In the initial phase of stabilisation the focus is on self-injurious behaviour, Severe symptoms which may hinder with patients health or therapy progress. The sessions may be held individually or in groups. The client is also trained in dealing with emergencies. After stabilisation comes the next phase where the focus is on reducing symptoms. Symptoms of anger, frustration, depression, trauma, and anxiety etc. are targeted in this phase. The Last phase of emotional regulation is achieved through acceptance of problems and change in behaviour. The focus is on imparting skills related to improving quality of life, stabilising interpersonal relations and effectively dealing with problems. Throughout the process the client gets trained in developing four core skills of this therapy viz. Mindfulness, Interpersonal Effectiveness, Emotional Regulation, and Distress Tolerance.
What is the course of DBT?
It is not a quick solution to the suffering, rather it is a long term and stable path of dealing with the problems. The evidence recommends that at least 1 year of therapy is required for a significant change. There are 30-60 minutes sessions each with a frequency of weekly or fortnightly. These figures are a little flexible and depend on the initial assessment. One may choose to not take DBT and ask for alternative means of treatment.
Is it better than drugs?
DBT is an effective treatment for suicidality associated with borderline personality disorder, non-suicidal self-injury, suicidal behaviour and other conditions mentioned above. It should be kept in mind that DBT does not give immediate relief and takes some time. Whenever suited the doctor may prescribe some medicines or other alternative therapy for quicker relief. In case of emergency like suicidal attempt the patient should be taken to the nearest medical centre for help. In other non-emergency cases, a doctor may prescribe some medicines for stabilisation and symptom reduction.
How it is different from other therapies?
DBT is a long-term therapy focussed on patient having problems in emotional regulation, self-harm behaviours, feeling of emptiness, sudden changes in relationships or other aspects of life. Here the initial focus is stabilization then identification of issues followed by skill building. The process involves components from different therapies as mentioned above and a direct comparison should not be done. However, this does not mean that other therapies like Psychodynamic therapy or Cognitive behavioural therapy do not work or are less effective. It is just that the therapy is designed specifically keeping in mind the symptoms like impulsiveness and black and white thinking in some patients (mainly borderline personality disorder). The evidence is almost equal for different kind of therapies. One should consult a psychiatrist to know what kind of psychotherapy is suited for their problem. While DBT is more suited for someone in which current problems are not believed to be directly linked to their past.

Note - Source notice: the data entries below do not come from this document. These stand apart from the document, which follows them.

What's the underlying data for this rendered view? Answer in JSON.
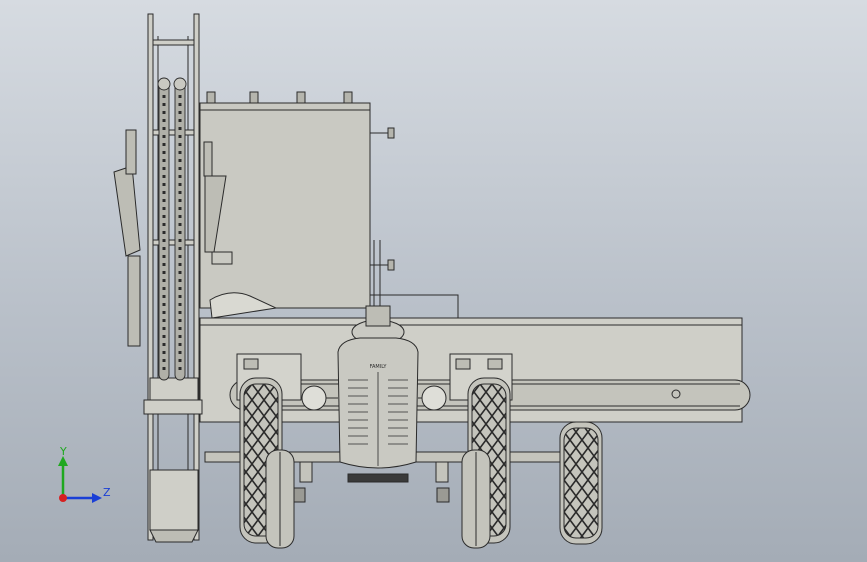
{
  "viewport": {
    "background_top": "#d6dbe1",
    "background_bottom": "#a4acb6"
  },
  "model": {
    "badge_text": "FAMILY",
    "line_color": "#2b2b2b",
    "body_fill": "#c9c9c2",
    "dark_fill": "#3a3a3a"
  },
  "triad": {
    "y_label": "Y",
    "z_label": "Z",
    "y_color": "#1fa81f",
    "z_color": "#1a3fd6",
    "x_color": "#d62020"
  }
}
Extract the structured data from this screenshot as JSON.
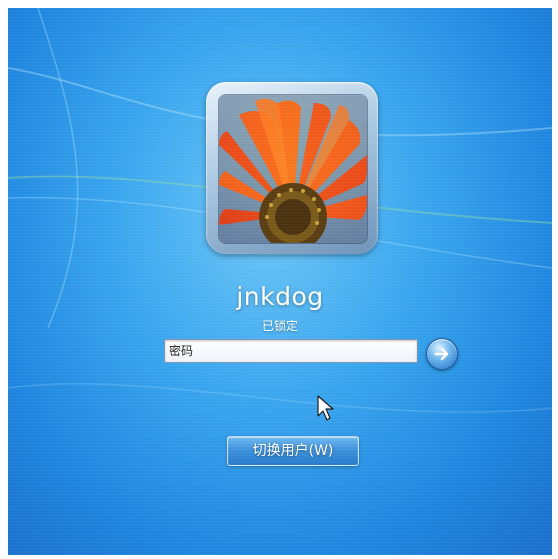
{
  "user": {
    "name": "jnkdog",
    "status": "已锁定"
  },
  "password": {
    "placeholder": "密码",
    "value": ""
  },
  "buttons": {
    "submit_icon": "arrow-right-icon",
    "switch_user_label": "切换用户(W)"
  },
  "colors": {
    "background": "#2a93e6",
    "accent": "#1e6fc4",
    "text": "#ffffff"
  },
  "avatar": {
    "subject": "orange-flower"
  }
}
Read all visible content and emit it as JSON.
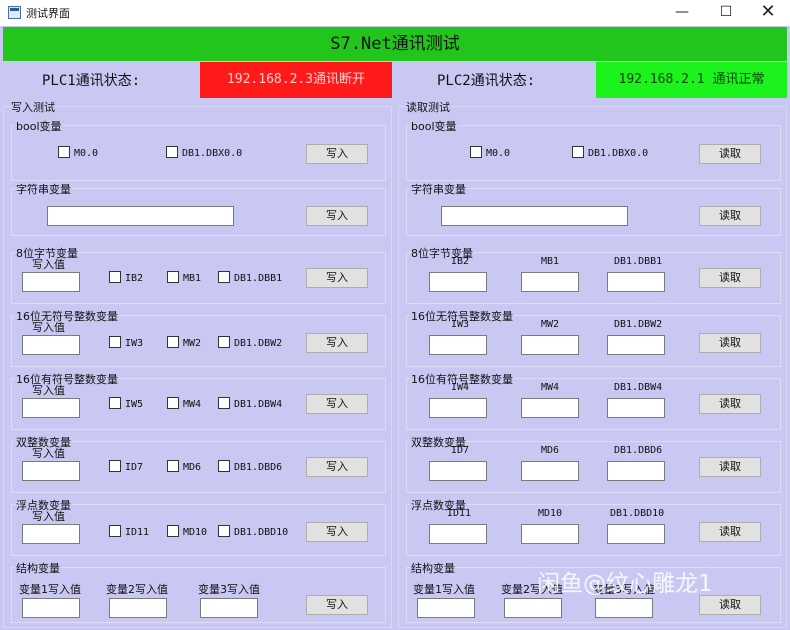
{
  "window": {
    "title": "测试界面",
    "minimize": "—",
    "maximize": "☐",
    "close": "✕"
  },
  "header": {
    "title": "S7.Net通讯测试",
    "color": "#22c51c"
  },
  "plc1": {
    "label": "PLC1通讯状态:",
    "status": "192.168.2.3通讯断开",
    "status_color": "#ff1a1a"
  },
  "plc2": {
    "label": "PLC2通讯状态:",
    "status": "192.168.2.1 通讯正常",
    "status_color": "#1cf21c"
  },
  "write": {
    "title": "写入测试",
    "button": "写入",
    "value_label": "写入值",
    "bool": {
      "title": "bool变量",
      "items": [
        "M0.0",
        "DB1.DBX0.0"
      ]
    },
    "string": {
      "title": "字符串变量"
    },
    "byte": {
      "title": "8位字节变量",
      "items": [
        "IB2",
        "MB1",
        "DB1.DBB1"
      ]
    },
    "uint16": {
      "title": "16位无符号整数变量",
      "items": [
        "IW3",
        "MW2",
        "DB1.DBW2"
      ]
    },
    "int16": {
      "title": "16位有符号整数变量",
      "items": [
        "IW5",
        "MW4",
        "DB1.DBW4"
      ]
    },
    "dint": {
      "title": "双整数变量",
      "items": [
        "ID7",
        "MD6",
        "DB1.DBD6"
      ]
    },
    "real": {
      "title": "浮点数变量",
      "items": [
        "ID11",
        "MD10",
        "DB1.DBD10"
      ]
    },
    "struct": {
      "title": "结构变量",
      "labels": [
        "变量1写入值",
        "变量2写入值",
        "变量3写入值"
      ]
    }
  },
  "read": {
    "title": "读取测试",
    "button": "读取",
    "bool": {
      "title": "bool变量",
      "items": [
        "M0.0",
        "DB1.DBX0.0"
      ]
    },
    "string": {
      "title": "字符串变量"
    },
    "byte": {
      "title": "8位字节变量",
      "items": [
        "IB2",
        "MB1",
        "DB1.DBB1"
      ]
    },
    "uint16": {
      "title": "16位无符号整数变量",
      "items": [
        "IW3",
        "MW2",
        "DB1.DBW2"
      ]
    },
    "int16": {
      "title": "16位有符号整数变量",
      "items": [
        "IW4",
        "MW4",
        "DB1.DBW4"
      ]
    },
    "dint": {
      "title": "双整数变量",
      "items": [
        "ID7",
        "MD6",
        "DB1.DBD6"
      ]
    },
    "real": {
      "title": "浮点数变量",
      "items": [
        "ID11",
        "MD10",
        "DB1.DBD10"
      ]
    },
    "struct": {
      "title": "结构变量",
      "labels": [
        "变量1写入值",
        "变量2写入值",
        "变量3写入值"
      ]
    }
  },
  "watermark": "闲鱼@纹心雕龙1"
}
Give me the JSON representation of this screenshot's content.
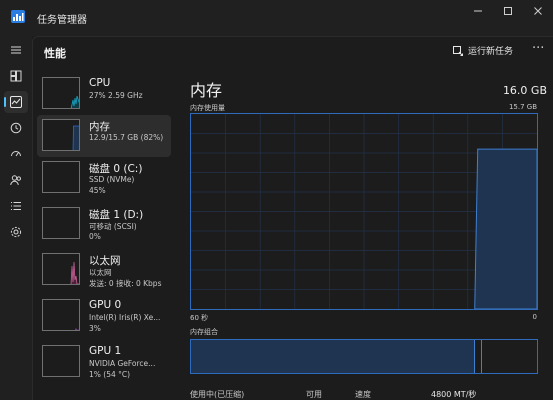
{
  "window": {
    "title": "任务管理器",
    "min_icon": "minimize-icon",
    "max_icon": "maximize-icon",
    "close_icon": "close-icon"
  },
  "rail": {
    "items": [
      {
        "icon": "hamburger-menu-icon"
      },
      {
        "icon": "processes-icon"
      },
      {
        "icon": "performance-icon",
        "active": true
      },
      {
        "icon": "app-history-icon"
      },
      {
        "icon": "startup-apps-icon"
      },
      {
        "icon": "users-icon"
      },
      {
        "icon": "details-icon"
      },
      {
        "icon": "services-icon"
      }
    ]
  },
  "header": {
    "title": "性能",
    "run_task_label": "运行新任务",
    "more_label": "···"
  },
  "devices": [
    {
      "name": "CPU",
      "sub": "27% 2.59 GHz",
      "val": "",
      "color": "#17a9c9",
      "active": false
    },
    {
      "name": "内存",
      "sub": "12.9/15.7 GB (82%)",
      "val": "",
      "color": "#2f6bbd",
      "active": true
    },
    {
      "name": "磁盘 0 (C:)",
      "sub": "SSD (NVMe)",
      "val": "45%",
      "color": "#4ca641",
      "active": false
    },
    {
      "name": "磁盘 1 (D:)",
      "sub": "可移动 (SCSI)",
      "val": "0%",
      "color": "#4ca641",
      "active": false
    },
    {
      "name": "以太网",
      "sub": "以太网",
      "val": "发送: 0 接收: 0 Kbps",
      "color": "#c9609a",
      "active": false
    },
    {
      "name": "GPU 0",
      "sub": "Intel(R) Iris(R) Xe...",
      "val": "3%",
      "color": "#9b4fc9",
      "active": false
    },
    {
      "name": "GPU 1",
      "sub": "NVIDIA GeForce...",
      "val": "1% (54 °C)",
      "color": "#9b4fc9",
      "active": false
    }
  ],
  "detail": {
    "title": "内存",
    "total": "16.0 GB",
    "graph_label": "内存使用量",
    "graph_max": "15.7 GB",
    "axis_left": "60 秒",
    "axis_right": "0",
    "composition_label": "内存组合",
    "memory_usage": {
      "fill_start_fraction": 0.82,
      "level": 0.82
    },
    "composition": {
      "in_use_fraction": 0.82,
      "modified_fraction": 0.84
    },
    "stats": [
      {
        "label": "使用中(已压缩)"
      },
      {
        "label": "可用"
      },
      {
        "label": "速度",
        "value": "4800 MT/秒"
      }
    ]
  },
  "colors": {
    "accent": "#4cc2ff",
    "memory": "#2f6bbd",
    "memory_fill": "#1e3450"
  }
}
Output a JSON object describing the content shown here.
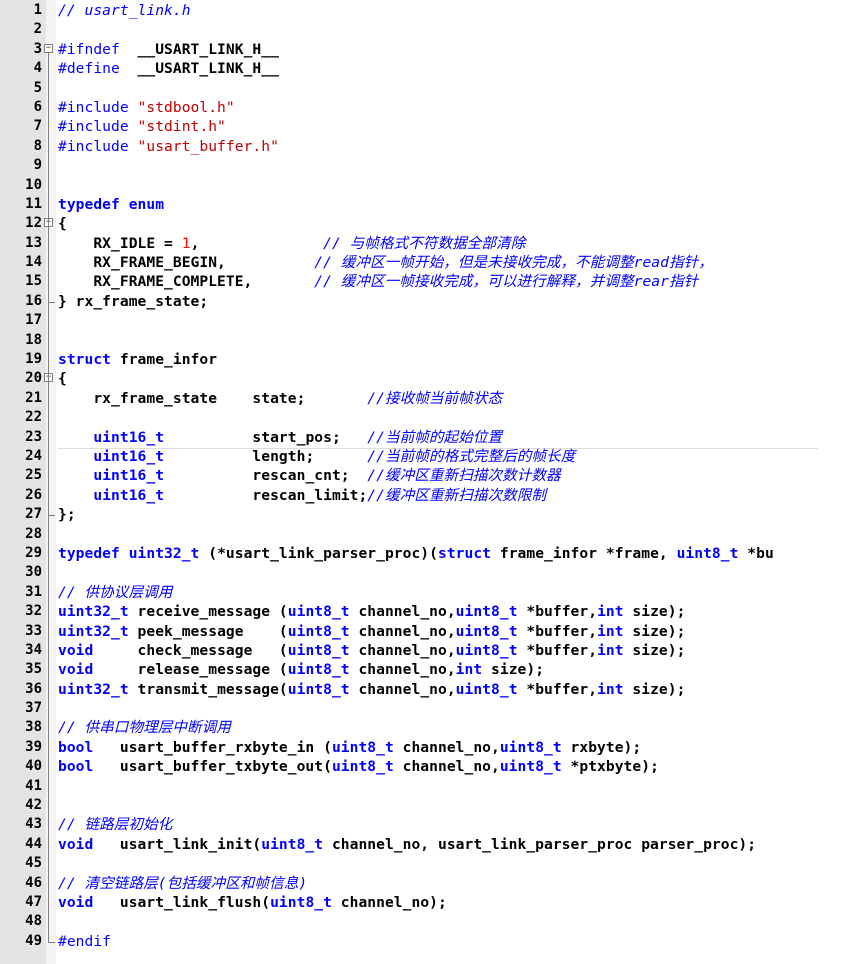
{
  "editor": {
    "file_comment": "// usart_link.h",
    "colors": {
      "comment": "#0000ff",
      "keyword": "#0000ff",
      "string": "#c00000",
      "number": "#ff0000",
      "gutter_bg": "#e4e4e4"
    },
    "folds": {
      "3": "⊟",
      "12": "⊟",
      "20": "⊟"
    },
    "fold_ends": [
      "16",
      "27",
      "49"
    ],
    "lines": [
      [
        {
          "t": "// usart_link.h",
          "c": "comment"
        }
      ],
      [],
      [
        {
          "t": "#ifndef  ",
          "c": "preproc"
        },
        {
          "t": "__USART_LINK_H__",
          "c": "bold"
        }
      ],
      [
        {
          "t": "#define  ",
          "c": "preproc"
        },
        {
          "t": "__USART_LINK_H__",
          "c": "bold"
        }
      ],
      [],
      [
        {
          "t": "#include ",
          "c": "preproc"
        },
        {
          "t": "\"stdbool.h\"",
          "c": "string"
        }
      ],
      [
        {
          "t": "#include ",
          "c": "preproc"
        },
        {
          "t": "\"stdint.h\"",
          "c": "string"
        }
      ],
      [
        {
          "t": "#include ",
          "c": "preproc"
        },
        {
          "t": "\"usart_buffer.h\"",
          "c": "string"
        }
      ],
      [],
      [],
      [
        {
          "t": "typedef enum",
          "c": "keyword"
        }
      ],
      [
        {
          "t": "{",
          "c": "bold"
        }
      ],
      [
        {
          "t": "    RX_IDLE = ",
          "c": "bold"
        },
        {
          "t": "1",
          "c": "number"
        },
        {
          "t": ",              ",
          "c": "bold"
        },
        {
          "t": "// 与帧格式不符数据全部清除",
          "c": "comment"
        }
      ],
      [
        {
          "t": "    RX_FRAME_BEGIN,          ",
          "c": "bold"
        },
        {
          "t": "// 缓冲区一帧开始，但是未接收完成，不能调整read指针，",
          "c": "comment"
        }
      ],
      [
        {
          "t": "    RX_FRAME_COMPLETE,       ",
          "c": "bold"
        },
        {
          "t": "// 缓冲区一帧接收完成，可以进行解释，并调整rear指针",
          "c": "comment"
        }
      ],
      [
        {
          "t": "} rx_frame_state;",
          "c": "bold"
        }
      ],
      [],
      [],
      [
        {
          "t": "struct ",
          "c": "keyword"
        },
        {
          "t": "frame_infor",
          "c": "bold"
        }
      ],
      [
        {
          "t": "{",
          "c": "bold"
        }
      ],
      [
        {
          "t": "    rx_frame_state    state;       ",
          "c": "bold"
        },
        {
          "t": "//接收帧当前帧状态",
          "c": "comment"
        }
      ],
      [],
      [
        {
          "t": "    ",
          "c": "bold"
        },
        {
          "t": "uint16_t",
          "c": "type"
        },
        {
          "t": "          start_pos;   ",
          "c": "bold"
        },
        {
          "t": "//当前帧的起始位置",
          "c": "comment"
        }
      ],
      [
        {
          "t": "    ",
          "c": "bold"
        },
        {
          "t": "uint16_t",
          "c": "type"
        },
        {
          "t": "          length;      ",
          "c": "bold"
        },
        {
          "t": "//当前帧的格式完整后的帧长度",
          "c": "comment"
        }
      ],
      [
        {
          "t": "    ",
          "c": "bold"
        },
        {
          "t": "uint16_t",
          "c": "type"
        },
        {
          "t": "          rescan_cnt;  ",
          "c": "bold"
        },
        {
          "t": "//缓冲区重新扫描次数计数器",
          "c": "comment"
        }
      ],
      [
        {
          "t": "    ",
          "c": "bold"
        },
        {
          "t": "uint16_t",
          "c": "type"
        },
        {
          "t": "          rescan_limit;",
          "c": "bold"
        },
        {
          "t": "//缓冲区重新扫描次数限制",
          "c": "comment"
        }
      ],
      [
        {
          "t": "};",
          "c": "bold"
        }
      ],
      [],
      [
        {
          "t": "typedef ",
          "c": "keyword"
        },
        {
          "t": "uint32_t",
          "c": "type"
        },
        {
          "t": " (*usart_link_parser_proc)(",
          "c": "bold"
        },
        {
          "t": "struct",
          "c": "keyword"
        },
        {
          "t": " frame_infor *frame, ",
          "c": "bold"
        },
        {
          "t": "uint8_t",
          "c": "type"
        },
        {
          "t": " *bu",
          "c": "bold"
        }
      ],
      [],
      [
        {
          "t": "// 供协议层调用",
          "c": "comment"
        }
      ],
      [
        {
          "t": "uint32_t",
          "c": "type"
        },
        {
          "t": " receive_message (",
          "c": "bold"
        },
        {
          "t": "uint8_t",
          "c": "type"
        },
        {
          "t": " channel_no,",
          "c": "bold"
        },
        {
          "t": "uint8_t",
          "c": "type"
        },
        {
          "t": " *buffer,",
          "c": "bold"
        },
        {
          "t": "int",
          "c": "type"
        },
        {
          "t": " size);",
          "c": "bold"
        }
      ],
      [
        {
          "t": "uint32_t",
          "c": "type"
        },
        {
          "t": " peek_message    (",
          "c": "bold"
        },
        {
          "t": "uint8_t",
          "c": "type"
        },
        {
          "t": " channel_no,",
          "c": "bold"
        },
        {
          "t": "uint8_t",
          "c": "type"
        },
        {
          "t": " *buffer,",
          "c": "bold"
        },
        {
          "t": "int",
          "c": "type"
        },
        {
          "t": " size);",
          "c": "bold"
        }
      ],
      [
        {
          "t": "void",
          "c": "type"
        },
        {
          "t": "     check_message   (",
          "c": "bold"
        },
        {
          "t": "uint8_t",
          "c": "type"
        },
        {
          "t": " channel_no,",
          "c": "bold"
        },
        {
          "t": "uint8_t",
          "c": "type"
        },
        {
          "t": " *buffer,",
          "c": "bold"
        },
        {
          "t": "int",
          "c": "type"
        },
        {
          "t": " size);",
          "c": "bold"
        }
      ],
      [
        {
          "t": "void",
          "c": "type"
        },
        {
          "t": "     release_message (",
          "c": "bold"
        },
        {
          "t": "uint8_t",
          "c": "type"
        },
        {
          "t": " channel_no,",
          "c": "bold"
        },
        {
          "t": "int",
          "c": "type"
        },
        {
          "t": " size);",
          "c": "bold"
        }
      ],
      [
        {
          "t": "uint32_t",
          "c": "type"
        },
        {
          "t": " transmit_message(",
          "c": "bold"
        },
        {
          "t": "uint8_t",
          "c": "type"
        },
        {
          "t": " channel_no,",
          "c": "bold"
        },
        {
          "t": "uint8_t",
          "c": "type"
        },
        {
          "t": " *buffer,",
          "c": "bold"
        },
        {
          "t": "int",
          "c": "type"
        },
        {
          "t": " size);",
          "c": "bold"
        }
      ],
      [],
      [
        {
          "t": "// 供串口物理层中断调用",
          "c": "comment"
        }
      ],
      [
        {
          "t": "bool",
          "c": "type"
        },
        {
          "t": "   usart_buffer_rxbyte_in (",
          "c": "bold"
        },
        {
          "t": "uint8_t",
          "c": "type"
        },
        {
          "t": " channel_no,",
          "c": "bold"
        },
        {
          "t": "uint8_t",
          "c": "type"
        },
        {
          "t": " rxbyte);",
          "c": "bold"
        }
      ],
      [
        {
          "t": "bool",
          "c": "type"
        },
        {
          "t": "   usart_buffer_txbyte_out(",
          "c": "bold"
        },
        {
          "t": "uint8_t",
          "c": "type"
        },
        {
          "t": " channel_no,",
          "c": "bold"
        },
        {
          "t": "uint8_t",
          "c": "type"
        },
        {
          "t": " *ptxbyte);",
          "c": "bold"
        }
      ],
      [],
      [],
      [
        {
          "t": "// 链路层初始化",
          "c": "comment"
        }
      ],
      [
        {
          "t": "void",
          "c": "type"
        },
        {
          "t": "   usart_link_init(",
          "c": "bold"
        },
        {
          "t": "uint8_t",
          "c": "type"
        },
        {
          "t": " channel_no, usart_link_parser_proc parser_proc);",
          "c": "bold"
        }
      ],
      [],
      [
        {
          "t": "// 清空链路层(包括缓冲区和帧信息)",
          "c": "comment"
        }
      ],
      [
        {
          "t": "void",
          "c": "type"
        },
        {
          "t": "   usart_link_flush(",
          "c": "bold"
        },
        {
          "t": "uint8_t",
          "c": "type"
        },
        {
          "t": " channel_no);",
          "c": "bold"
        }
      ],
      [],
      [
        {
          "t": "#endif",
          "c": "preproc"
        }
      ]
    ]
  }
}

Where should I seek help from?
If you or your dear ones are having significant distress or problems in carrying normal activities, you should consult your Psychiatrist immediately. The psychiatrist will evaluate thoroughly and evaluate for the need of treatment, whether you require DBT or not and order any investigations if required.
- Dialectical Behaviour therapy (DBT) | Royal College of Psychiatrists [Available from: http://www.awp.nhs.uk/media/424716/dialectical-behaviour-therapy-dbt-042020.pdf